The argument, in behalf of the defendant, proceeds, mainly, upon the ground that the claim or debt, on account of which he is sued, was created by the writing of June 9, 1870; and as that writing was executed in good faith, nothing done by him at a subsequent date, for the purpose of obtaining possession of the highwines for which he contracted, could be proved under the issue as to whether the claim or debt was created by fraud. This view of the transaction is inadmissible. The writing referred to did not, in itself, create a debt within the meaning of the bankruptcy act. It could not become effective as an instrument creating a debt in favor of plaintiffs until, pursuant to a call by defendant prior to July 20th, they delivered, or offered to deliver, to him the highwines he agreed to take, at the price stipulated, or—the defendant failing to make a call for them within the time limited for his doing so—until the highwines were delivered or tendered to him by the plaintiffs after the 20th and before the end of the month of July. When the plaintiffs delivered, or offered to deliver, the highwines at the defendant's place of business on the 18th of July, in fulfillment of the agreement of June 9th, and defendant failed to pay for them, then, and not before, was a debt created within the meaning of the bankruptcy act. Until the 18th of July, or, at least, until the defendant took possession, without making payment, of the highwines that were left at his place of business in discharge of the plaintiffs' obligation to deliver upon three days' notice, there was no debt for which the plaintiffs could maintain an action against the defendant, or which would have been provable against his estate in bankruptcy. If the month of July, 1870, had passed without any call by the defendant for the highwines, and without the plaintiffs' exercising the privilege they reserved of delivering or offering to deliver before the end of that month, the writing of June 9, 1870, would have been of no value to any one; which fact shows that that instrument did not, in itself, create a debt, and that no debt could be created by it without the exercise by one or the other of the parties of the privilege reserved to each respectively.

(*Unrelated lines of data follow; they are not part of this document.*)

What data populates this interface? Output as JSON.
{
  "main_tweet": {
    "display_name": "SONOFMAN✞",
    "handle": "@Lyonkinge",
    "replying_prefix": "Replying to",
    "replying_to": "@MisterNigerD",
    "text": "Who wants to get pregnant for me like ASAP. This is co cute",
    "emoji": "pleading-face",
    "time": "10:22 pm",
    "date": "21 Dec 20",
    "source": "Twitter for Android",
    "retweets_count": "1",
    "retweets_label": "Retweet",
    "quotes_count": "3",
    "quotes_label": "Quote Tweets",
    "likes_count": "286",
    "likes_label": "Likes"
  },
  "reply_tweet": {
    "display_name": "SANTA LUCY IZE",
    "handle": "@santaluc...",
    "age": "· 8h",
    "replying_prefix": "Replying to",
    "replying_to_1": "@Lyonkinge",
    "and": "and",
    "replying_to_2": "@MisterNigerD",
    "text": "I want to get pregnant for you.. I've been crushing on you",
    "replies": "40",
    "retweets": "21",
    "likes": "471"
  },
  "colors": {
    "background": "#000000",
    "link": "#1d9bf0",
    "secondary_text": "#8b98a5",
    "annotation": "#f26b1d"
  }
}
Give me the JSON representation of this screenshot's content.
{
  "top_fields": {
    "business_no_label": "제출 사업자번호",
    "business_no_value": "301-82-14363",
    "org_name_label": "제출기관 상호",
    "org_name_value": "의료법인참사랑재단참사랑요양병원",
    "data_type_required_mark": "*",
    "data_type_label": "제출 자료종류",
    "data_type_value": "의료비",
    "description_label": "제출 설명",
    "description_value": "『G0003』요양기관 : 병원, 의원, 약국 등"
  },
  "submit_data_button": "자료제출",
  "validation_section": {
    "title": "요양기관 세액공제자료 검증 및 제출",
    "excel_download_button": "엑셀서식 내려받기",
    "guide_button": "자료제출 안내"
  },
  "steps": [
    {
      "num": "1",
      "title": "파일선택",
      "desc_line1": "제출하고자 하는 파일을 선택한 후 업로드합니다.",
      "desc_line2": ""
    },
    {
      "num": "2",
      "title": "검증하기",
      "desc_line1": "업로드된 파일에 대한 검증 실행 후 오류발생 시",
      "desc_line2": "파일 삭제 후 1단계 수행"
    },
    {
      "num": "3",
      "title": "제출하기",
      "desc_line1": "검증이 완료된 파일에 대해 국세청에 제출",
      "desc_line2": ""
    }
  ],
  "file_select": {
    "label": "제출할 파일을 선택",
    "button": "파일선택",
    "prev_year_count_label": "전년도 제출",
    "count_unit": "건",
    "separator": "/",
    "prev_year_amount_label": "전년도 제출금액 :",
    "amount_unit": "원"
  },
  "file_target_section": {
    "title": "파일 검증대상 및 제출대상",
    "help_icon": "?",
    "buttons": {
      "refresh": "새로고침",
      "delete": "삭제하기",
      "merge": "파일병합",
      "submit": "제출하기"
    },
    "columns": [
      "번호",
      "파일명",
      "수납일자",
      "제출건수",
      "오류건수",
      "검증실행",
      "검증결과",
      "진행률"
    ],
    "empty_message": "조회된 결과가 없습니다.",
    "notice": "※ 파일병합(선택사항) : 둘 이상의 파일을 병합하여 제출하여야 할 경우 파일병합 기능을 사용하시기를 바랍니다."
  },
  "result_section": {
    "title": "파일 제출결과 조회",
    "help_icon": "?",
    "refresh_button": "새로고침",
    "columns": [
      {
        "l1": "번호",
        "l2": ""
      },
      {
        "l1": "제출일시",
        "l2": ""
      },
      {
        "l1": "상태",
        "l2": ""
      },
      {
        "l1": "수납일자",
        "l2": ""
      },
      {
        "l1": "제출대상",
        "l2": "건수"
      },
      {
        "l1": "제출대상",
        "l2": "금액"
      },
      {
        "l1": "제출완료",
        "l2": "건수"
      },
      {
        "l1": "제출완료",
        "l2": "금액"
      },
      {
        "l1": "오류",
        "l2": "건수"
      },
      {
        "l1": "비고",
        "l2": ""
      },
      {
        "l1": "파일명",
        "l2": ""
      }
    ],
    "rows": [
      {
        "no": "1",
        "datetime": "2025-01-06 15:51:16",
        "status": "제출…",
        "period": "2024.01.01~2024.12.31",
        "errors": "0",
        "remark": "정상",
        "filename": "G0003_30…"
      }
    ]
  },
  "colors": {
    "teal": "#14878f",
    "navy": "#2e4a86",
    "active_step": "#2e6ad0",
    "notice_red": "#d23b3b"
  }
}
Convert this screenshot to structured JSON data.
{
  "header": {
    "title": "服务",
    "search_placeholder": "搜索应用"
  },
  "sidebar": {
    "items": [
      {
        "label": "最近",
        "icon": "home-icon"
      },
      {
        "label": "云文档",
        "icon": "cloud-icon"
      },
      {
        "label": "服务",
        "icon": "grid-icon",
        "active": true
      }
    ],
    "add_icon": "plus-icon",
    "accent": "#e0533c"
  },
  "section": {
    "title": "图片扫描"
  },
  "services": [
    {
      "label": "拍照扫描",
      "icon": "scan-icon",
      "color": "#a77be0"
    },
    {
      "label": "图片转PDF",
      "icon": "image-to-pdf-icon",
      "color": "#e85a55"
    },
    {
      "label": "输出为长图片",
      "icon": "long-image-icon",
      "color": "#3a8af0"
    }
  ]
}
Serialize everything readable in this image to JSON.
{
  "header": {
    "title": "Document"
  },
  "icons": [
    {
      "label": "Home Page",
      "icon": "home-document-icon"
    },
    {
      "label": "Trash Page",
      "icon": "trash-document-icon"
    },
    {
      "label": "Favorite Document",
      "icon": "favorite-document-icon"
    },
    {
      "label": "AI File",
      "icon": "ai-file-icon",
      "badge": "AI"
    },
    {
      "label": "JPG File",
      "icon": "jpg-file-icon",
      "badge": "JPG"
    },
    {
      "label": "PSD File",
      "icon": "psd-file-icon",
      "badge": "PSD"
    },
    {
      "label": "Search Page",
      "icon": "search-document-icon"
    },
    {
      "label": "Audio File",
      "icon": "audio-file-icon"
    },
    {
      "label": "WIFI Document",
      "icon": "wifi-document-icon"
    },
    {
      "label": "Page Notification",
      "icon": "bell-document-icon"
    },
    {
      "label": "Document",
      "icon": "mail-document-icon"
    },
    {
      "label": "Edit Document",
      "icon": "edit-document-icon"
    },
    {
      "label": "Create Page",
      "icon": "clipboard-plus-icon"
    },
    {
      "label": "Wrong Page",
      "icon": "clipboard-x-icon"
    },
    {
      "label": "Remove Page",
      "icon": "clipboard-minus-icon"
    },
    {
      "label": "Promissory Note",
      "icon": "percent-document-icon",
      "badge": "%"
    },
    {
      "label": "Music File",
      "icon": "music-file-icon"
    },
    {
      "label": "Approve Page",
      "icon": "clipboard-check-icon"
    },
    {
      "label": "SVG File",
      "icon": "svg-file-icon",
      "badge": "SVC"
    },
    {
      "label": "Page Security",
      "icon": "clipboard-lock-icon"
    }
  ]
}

The vital inquiry, therefore, is whether the defendant in making the call on the 15th day of July for the highwines, and in taking possession of them without payment on the 18th, and shipping them on the cars, committed such fraud, in fact, as involved moral turpitude or intentional wrong upon his part. As the jury was instructed that Ames' discharge in bankruptcy was a complete defense to the action unless it appeared, by a preponderance of evidence, that he was guilty of positive fraud, or fraud in fact, involving moral turpitude or intentional wrong, it must be assumed that they found that in the creation of the debt in question he had committed fraud of that character. When the wines were delivered, Moir & Co. were entitled to payment. Delivery and payment were, substantially, concurrent acts. And if Ames made his call, with the knowledge that he was then insolvent, and with the purpose of getting possession of the wines, and shipping them out of the state without paying for them according to the terms of the executory agreement of June 9th, and received them with that preconceived intent,—and there was evidence that justified the jury in so finding,—he was guilty of fraud in fact, involving moral turpitude or intentional wrong, and is not protected against the claim of the plaintiffs by his discharge in bankruptcy. Such was the view taken by the court of original jurisdiction and by the supreme court of Illinois.


There is no error in the record in respect to the question of federal law arising in the case, and the judgment is affirmed.